Records for processing
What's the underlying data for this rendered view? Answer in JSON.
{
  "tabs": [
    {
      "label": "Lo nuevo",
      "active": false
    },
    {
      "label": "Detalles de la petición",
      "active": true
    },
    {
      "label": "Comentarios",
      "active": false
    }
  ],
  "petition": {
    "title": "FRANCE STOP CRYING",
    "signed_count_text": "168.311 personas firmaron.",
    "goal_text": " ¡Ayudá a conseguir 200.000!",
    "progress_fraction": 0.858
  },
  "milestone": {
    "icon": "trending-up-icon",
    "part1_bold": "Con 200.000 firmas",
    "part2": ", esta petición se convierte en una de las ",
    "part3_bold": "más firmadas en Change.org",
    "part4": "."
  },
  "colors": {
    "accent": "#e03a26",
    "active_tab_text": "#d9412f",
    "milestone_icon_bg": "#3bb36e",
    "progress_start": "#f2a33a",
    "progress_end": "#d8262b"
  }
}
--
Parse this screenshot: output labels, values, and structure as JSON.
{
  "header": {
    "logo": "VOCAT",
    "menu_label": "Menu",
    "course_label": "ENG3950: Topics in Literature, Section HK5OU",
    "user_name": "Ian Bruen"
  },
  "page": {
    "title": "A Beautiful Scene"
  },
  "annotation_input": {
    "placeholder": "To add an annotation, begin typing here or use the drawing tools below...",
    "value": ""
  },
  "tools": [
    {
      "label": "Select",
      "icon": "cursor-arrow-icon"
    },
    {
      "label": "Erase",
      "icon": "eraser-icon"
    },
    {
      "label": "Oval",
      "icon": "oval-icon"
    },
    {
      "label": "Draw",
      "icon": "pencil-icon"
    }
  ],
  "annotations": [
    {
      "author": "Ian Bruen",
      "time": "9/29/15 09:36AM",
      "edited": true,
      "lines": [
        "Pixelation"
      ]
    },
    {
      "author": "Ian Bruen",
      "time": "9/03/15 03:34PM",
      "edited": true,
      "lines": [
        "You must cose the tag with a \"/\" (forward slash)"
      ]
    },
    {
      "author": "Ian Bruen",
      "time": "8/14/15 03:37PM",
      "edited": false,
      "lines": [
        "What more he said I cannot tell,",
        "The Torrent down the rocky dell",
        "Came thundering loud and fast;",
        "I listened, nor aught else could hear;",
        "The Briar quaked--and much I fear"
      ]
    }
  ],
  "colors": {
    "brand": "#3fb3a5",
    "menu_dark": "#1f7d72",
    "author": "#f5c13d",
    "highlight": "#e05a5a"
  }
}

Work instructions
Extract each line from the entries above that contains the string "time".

Answer area
      "time": "9/29/15 09:36AM",
      "time": "9/03/15 03:34PM",
      "time": "8/14/15 03:37PM",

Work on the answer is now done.